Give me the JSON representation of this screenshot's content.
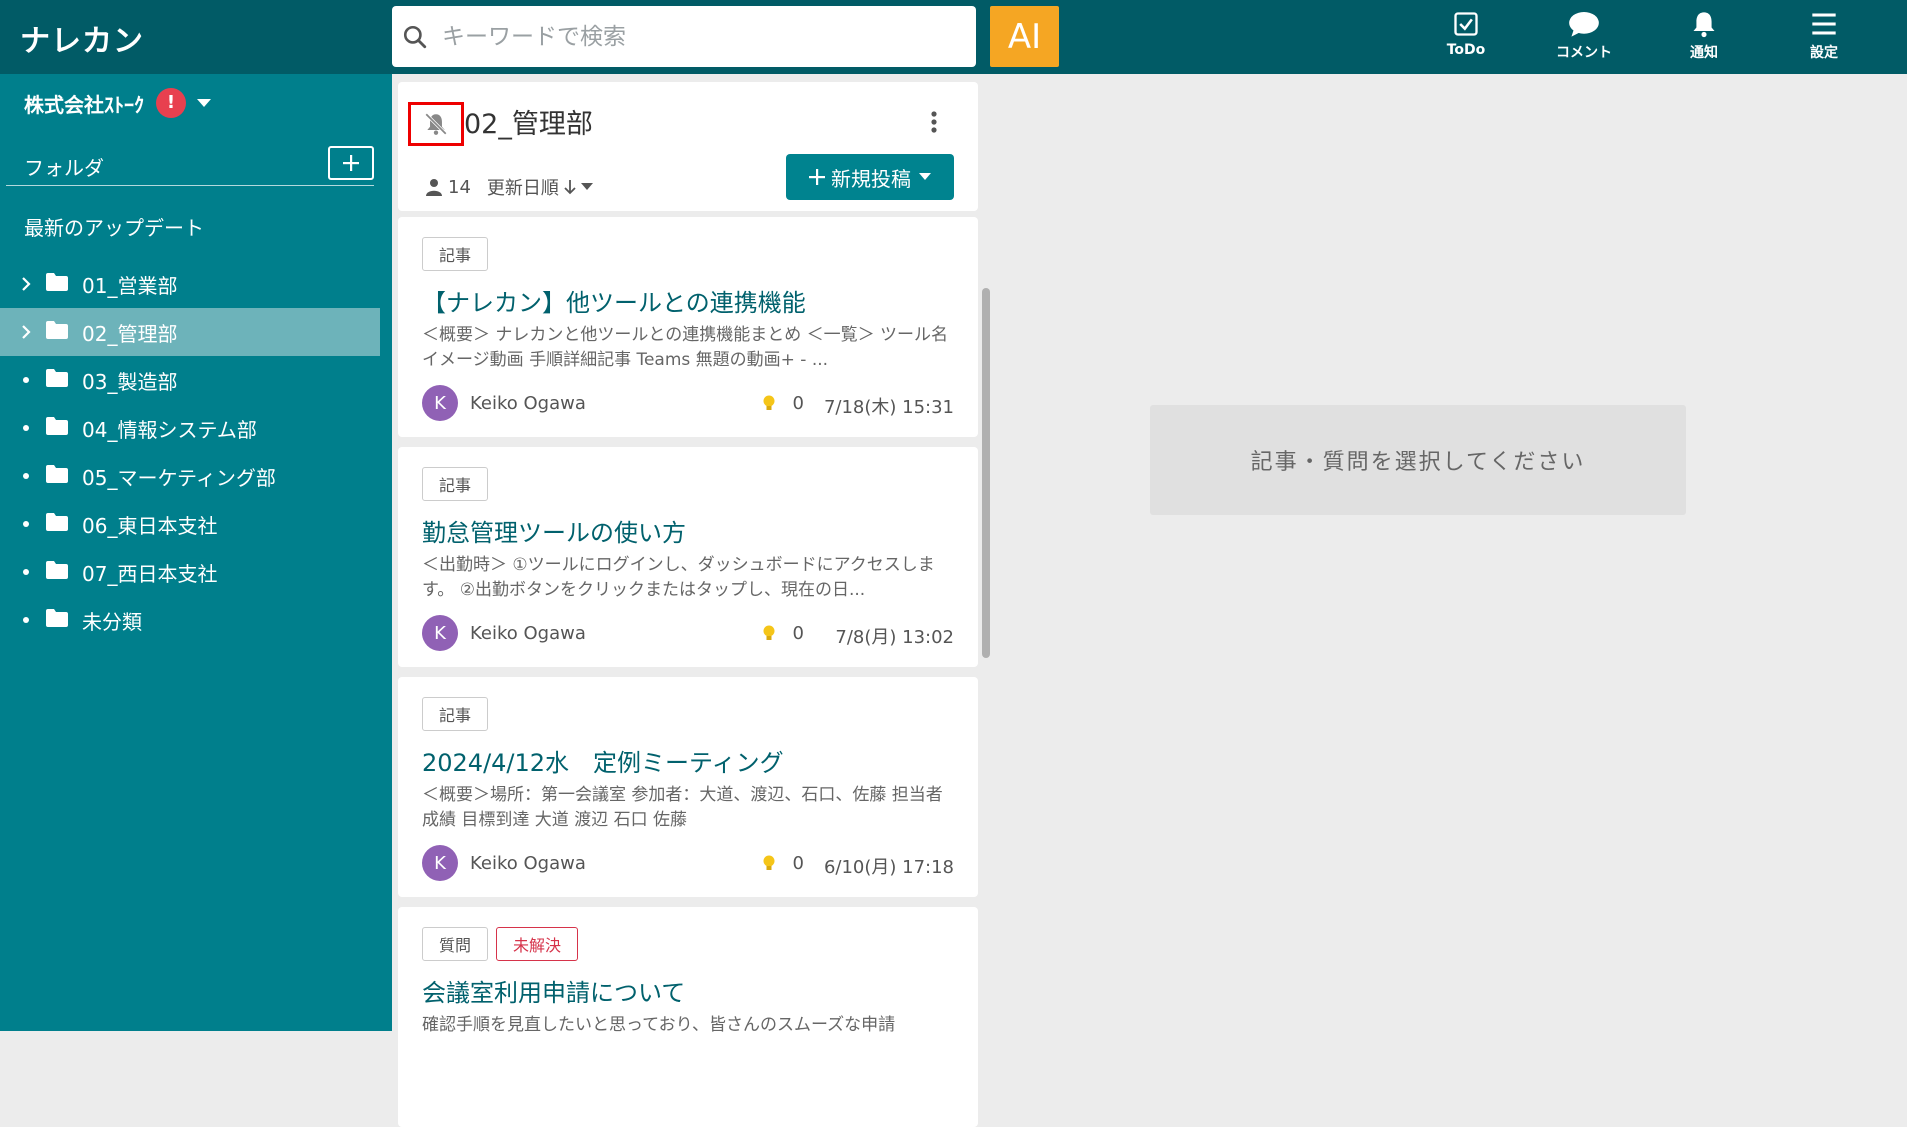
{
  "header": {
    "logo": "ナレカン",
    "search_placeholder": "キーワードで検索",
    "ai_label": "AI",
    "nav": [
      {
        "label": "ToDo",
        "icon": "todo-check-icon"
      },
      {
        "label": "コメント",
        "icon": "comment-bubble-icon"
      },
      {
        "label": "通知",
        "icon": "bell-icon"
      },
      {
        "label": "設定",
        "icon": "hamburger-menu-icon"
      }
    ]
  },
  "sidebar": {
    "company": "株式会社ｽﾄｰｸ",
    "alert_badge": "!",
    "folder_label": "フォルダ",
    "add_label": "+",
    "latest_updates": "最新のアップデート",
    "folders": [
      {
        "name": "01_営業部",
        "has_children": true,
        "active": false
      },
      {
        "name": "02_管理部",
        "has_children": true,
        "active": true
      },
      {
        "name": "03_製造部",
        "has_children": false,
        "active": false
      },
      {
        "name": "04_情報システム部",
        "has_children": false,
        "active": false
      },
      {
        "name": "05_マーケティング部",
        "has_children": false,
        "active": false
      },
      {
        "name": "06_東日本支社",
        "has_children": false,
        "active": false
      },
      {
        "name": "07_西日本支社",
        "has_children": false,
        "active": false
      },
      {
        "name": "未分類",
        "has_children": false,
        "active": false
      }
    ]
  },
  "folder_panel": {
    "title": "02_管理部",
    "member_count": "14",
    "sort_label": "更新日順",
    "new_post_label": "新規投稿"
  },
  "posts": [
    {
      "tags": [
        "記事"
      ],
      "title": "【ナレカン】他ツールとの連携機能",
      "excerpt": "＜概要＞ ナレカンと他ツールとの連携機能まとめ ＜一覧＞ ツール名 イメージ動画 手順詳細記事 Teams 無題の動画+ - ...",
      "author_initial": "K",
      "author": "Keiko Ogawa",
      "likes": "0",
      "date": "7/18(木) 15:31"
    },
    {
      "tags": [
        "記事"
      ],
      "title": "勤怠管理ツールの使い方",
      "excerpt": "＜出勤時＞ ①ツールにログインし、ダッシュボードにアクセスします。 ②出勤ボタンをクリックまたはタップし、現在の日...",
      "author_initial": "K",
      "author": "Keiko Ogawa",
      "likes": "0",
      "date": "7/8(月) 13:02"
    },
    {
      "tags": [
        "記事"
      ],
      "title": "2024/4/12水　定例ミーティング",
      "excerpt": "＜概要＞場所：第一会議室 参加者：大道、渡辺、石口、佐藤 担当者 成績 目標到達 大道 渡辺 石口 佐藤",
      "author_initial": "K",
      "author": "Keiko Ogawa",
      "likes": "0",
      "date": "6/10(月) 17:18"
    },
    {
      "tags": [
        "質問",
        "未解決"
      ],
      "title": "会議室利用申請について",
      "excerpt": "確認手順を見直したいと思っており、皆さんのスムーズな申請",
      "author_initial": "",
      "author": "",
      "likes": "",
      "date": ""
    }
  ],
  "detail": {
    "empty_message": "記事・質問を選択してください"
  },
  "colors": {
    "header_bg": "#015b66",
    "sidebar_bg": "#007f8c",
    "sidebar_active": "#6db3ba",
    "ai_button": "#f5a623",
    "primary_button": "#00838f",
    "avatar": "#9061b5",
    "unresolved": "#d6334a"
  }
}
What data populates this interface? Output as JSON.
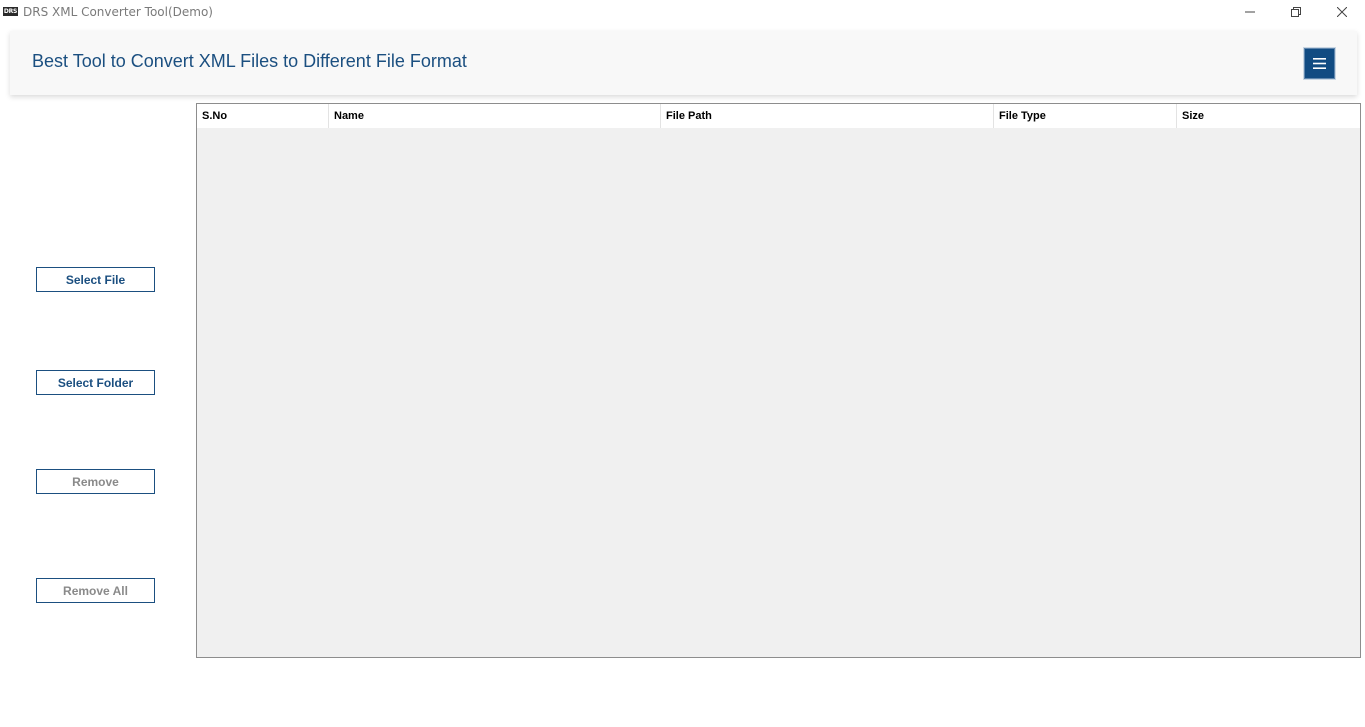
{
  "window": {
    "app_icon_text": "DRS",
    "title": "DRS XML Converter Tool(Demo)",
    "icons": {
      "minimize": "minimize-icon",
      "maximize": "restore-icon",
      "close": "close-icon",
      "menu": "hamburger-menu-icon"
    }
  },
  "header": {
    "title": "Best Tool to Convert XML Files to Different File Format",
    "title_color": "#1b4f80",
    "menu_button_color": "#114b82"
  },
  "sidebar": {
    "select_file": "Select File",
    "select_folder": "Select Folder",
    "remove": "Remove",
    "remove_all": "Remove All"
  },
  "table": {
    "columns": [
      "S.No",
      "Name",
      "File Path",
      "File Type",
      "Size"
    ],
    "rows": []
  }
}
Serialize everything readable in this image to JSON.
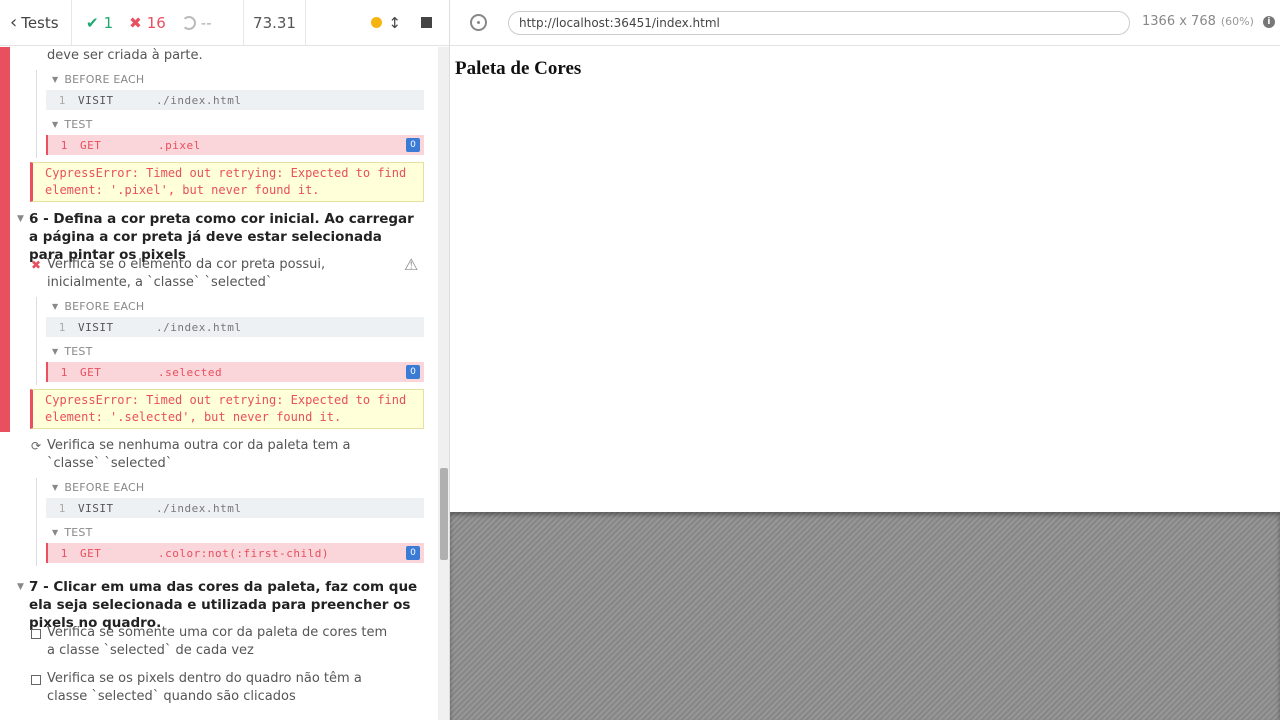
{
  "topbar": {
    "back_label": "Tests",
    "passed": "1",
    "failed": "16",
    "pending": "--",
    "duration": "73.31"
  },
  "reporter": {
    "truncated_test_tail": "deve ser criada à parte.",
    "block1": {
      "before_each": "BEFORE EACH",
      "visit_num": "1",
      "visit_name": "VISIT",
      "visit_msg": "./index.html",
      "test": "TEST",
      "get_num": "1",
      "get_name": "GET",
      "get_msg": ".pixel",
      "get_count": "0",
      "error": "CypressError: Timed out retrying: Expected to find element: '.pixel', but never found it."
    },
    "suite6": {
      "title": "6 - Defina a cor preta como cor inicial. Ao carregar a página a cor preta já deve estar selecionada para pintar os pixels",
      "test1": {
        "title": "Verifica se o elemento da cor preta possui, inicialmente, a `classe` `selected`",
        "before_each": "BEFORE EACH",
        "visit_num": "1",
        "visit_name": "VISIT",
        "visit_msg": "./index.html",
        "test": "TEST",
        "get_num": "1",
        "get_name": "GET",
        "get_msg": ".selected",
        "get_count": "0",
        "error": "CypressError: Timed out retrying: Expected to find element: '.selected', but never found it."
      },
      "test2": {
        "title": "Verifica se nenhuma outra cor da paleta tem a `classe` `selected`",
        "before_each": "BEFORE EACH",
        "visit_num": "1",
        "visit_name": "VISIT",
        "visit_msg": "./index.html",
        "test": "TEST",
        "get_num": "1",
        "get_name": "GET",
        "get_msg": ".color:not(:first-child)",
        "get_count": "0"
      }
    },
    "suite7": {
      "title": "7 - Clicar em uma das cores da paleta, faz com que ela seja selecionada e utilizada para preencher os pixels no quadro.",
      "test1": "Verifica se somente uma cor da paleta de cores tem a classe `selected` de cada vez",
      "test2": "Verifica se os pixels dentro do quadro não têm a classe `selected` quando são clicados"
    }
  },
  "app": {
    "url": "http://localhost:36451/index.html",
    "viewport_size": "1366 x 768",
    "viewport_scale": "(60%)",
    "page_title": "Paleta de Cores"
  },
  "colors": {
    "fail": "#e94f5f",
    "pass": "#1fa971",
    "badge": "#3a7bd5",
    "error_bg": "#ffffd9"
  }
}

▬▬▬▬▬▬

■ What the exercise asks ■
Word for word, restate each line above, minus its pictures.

■ Solution to this exercise ■
Give me the JSON representation of this screenshot's content.
{
  "header": {
    "logo": "ナレカン",
    "search_placeholder": "キーワードで検索",
    "ai_label": "AI",
    "nav": [
      {
        "label": "ToDo",
        "icon": "todo-check-icon"
      },
      {
        "label": "コメント",
        "icon": "comment-bubble-icon"
      },
      {
        "label": "通知",
        "icon": "bell-icon"
      },
      {
        "label": "設定",
        "icon": "hamburger-menu-icon"
      }
    ]
  },
  "sidebar": {
    "company": "株式会社ｽﾄｰｸ",
    "alert_badge": "!",
    "folder_label": "フォルダ",
    "add_label": "+",
    "latest_updates": "最新のアップデート",
    "folders": [
      {
        "name": "01_営業部",
        "has_children": true,
        "active": false
      },
      {
        "name": "02_管理部",
        "has_children": true,
        "active": true
      },
      {
        "name": "03_製造部",
        "has_children": false,
        "active": false
      },
      {
        "name": "04_情報システム部",
        "has_children": false,
        "active": false
      },
      {
        "name": "05_マーケティング部",
        "has_children": false,
        "active": false
      },
      {
        "name": "06_東日本支社",
        "has_children": false,
        "active": false
      },
      {
        "name": "07_西日本支社",
        "has_children": false,
        "active": false
      },
      {
        "name": "未分類",
        "has_children": false,
        "active": false
      }
    ]
  },
  "folder_panel": {
    "title": "02_管理部",
    "member_count": "14",
    "sort_label": "更新日順",
    "new_post_label": "新規投稿"
  },
  "posts": [
    {
      "tags": [
        "記事"
      ],
      "title": "【ナレカン】他ツールとの連携機能",
      "excerpt": "＜概要＞ ナレカンと他ツールとの連携機能まとめ ＜一覧＞ ツール名 イメージ動画 手順詳細記事 Teams 無題の動画+ - ...",
      "author_initial": "K",
      "author": "Keiko Ogawa",
      "likes": "0",
      "date": "7/18(木) 15:31"
    },
    {
      "tags": [
        "記事"
      ],
      "title": "勤怠管理ツールの使い方",
      "excerpt": "＜出勤時＞ ①ツールにログインし、ダッシュボードにアクセスします。 ②出勤ボタンをクリックまたはタップし、現在の日...",
      "author_initial": "K",
      "author": "Keiko Ogawa",
      "likes": "0",
      "date": "7/8(月) 13:02"
    },
    {
      "tags": [
        "記事"
      ],
      "title": "2024/4/12水　定例ミーティング",
      "excerpt": "＜概要＞場所：第一会議室 参加者：大道、渡辺、石口、佐藤 担当者 成績 目標到達 大道 渡辺 石口 佐藤",
      "author_initial": "K",
      "author": "Keiko Ogawa",
      "likes": "0",
      "date": "6/10(月) 17:18"
    },
    {
      "tags": [
        "質問",
        "未解決"
      ],
      "title": "会議室利用申請について",
      "excerpt": "確認手順を見直したいと思っており、皆さんのスムーズな申請",
      "author_initial": "",
      "author": "",
      "likes": "",
      "date": ""
    }
  ],
  "detail": {
    "empty_message": "記事・質問を選択してください"
  },
  "colors": {
    "header_bg": "#015b66",
    "sidebar_bg": "#007f8c",
    "sidebar_active": "#6db3ba",
    "ai_button": "#f5a623",
    "primary_button": "#00838f",
    "avatar": "#9061b5",
    "unresolved": "#d6334a"
  }
}
What data populates this interface? Output as JSON.
{
  "window": {
    "app_icon_text": "DRS",
    "title": "DRS XML Converter Tool(Demo)",
    "icons": {
      "minimize": "minimize-icon",
      "maximize": "restore-icon",
      "close": "close-icon",
      "menu": "hamburger-menu-icon"
    }
  },
  "header": {
    "title": "Best Tool to Convert XML Files to Different File Format",
    "title_color": "#1b4f80",
    "menu_button_color": "#114b82"
  },
  "sidebar": {
    "select_file": "Select File",
    "select_folder": "Select Folder",
    "remove": "Remove",
    "remove_all": "Remove All"
  },
  "table": {
    "columns": [
      "S.No",
      "Name",
      "File Path",
      "File Type",
      "Size"
    ],
    "rows": []
  }
}
Serialize everything readable in this image to JSON.
{
  "topbar": {
    "back_label": "Tests",
    "passed": "1",
    "failed": "16",
    "pending": "--",
    "duration": "73.31"
  },
  "reporter": {
    "truncated_test_tail": "deve ser criada à parte.",
    "block1": {
      "before_each": "BEFORE EACH",
      "visit_num": "1",
      "visit_name": "VISIT",
      "visit_msg": "./index.html",
      "test": "TEST",
      "get_num": "1",
      "get_name": "GET",
      "get_msg": ".pixel",
      "get_count": "0",
      "error": "CypressError: Timed out retrying: Expected to find element: '.pixel', but never found it."
    },
    "suite6": {
      "title": "6 - Defina a cor preta como cor inicial. Ao carregar a página a cor preta já deve estar selecionada para pintar os pixels",
      "test1": {
        "title": "Verifica se o elemento da cor preta possui, inicialmente, a `classe` `selected`",
        "before_each": "BEFORE EACH",
        "visit_num": "1",
        "visit_name": "VISIT",
        "visit_msg": "./index.html",
        "test": "TEST",
        "get_num": "1",
        "get_name": "GET",
        "get_msg": ".selected",
        "get_count": "0",
        "error": "CypressError: Timed out retrying: Expected to find element: '.selected', but never found it."
      },
      "test2": {
        "title": "Verifica se nenhuma outra cor da paleta tem a `classe` `selected`",
        "before_each": "BEFORE EACH",
        "visit_num": "1",
        "visit_name": "VISIT",
        "visit_msg": "./index.html",
        "test": "TEST",
        "get_num": "1",
        "get_name": "GET",
        "get_msg": ".color:not(:first-child)",
        "get_count": "0"
      }
    },
    "suite7": {
      "title": "7 - Clicar em uma das cores da paleta, faz com que ela seja selecionada e utilizada para preencher os pixels no quadro.",
      "test1": "Verifica se somente uma cor da paleta de cores tem a classe `selected` de cada vez",
      "test2": "Verifica se os pixels dentro do quadro não têm a classe `selected` quando são clicados"
    }
  },
  "app": {
    "url": "http://localhost:36451/index.html",
    "viewport_size": "1366 x 768",
    "viewport_scale": "(60%)",
    "page_title": "Paleta de Cores"
  },
  "colors": {
    "fail": "#e94f5f",
    "pass": "#1fa971",
    "badge": "#3a7bd5",
    "error_bg": "#ffffd9"
  }
}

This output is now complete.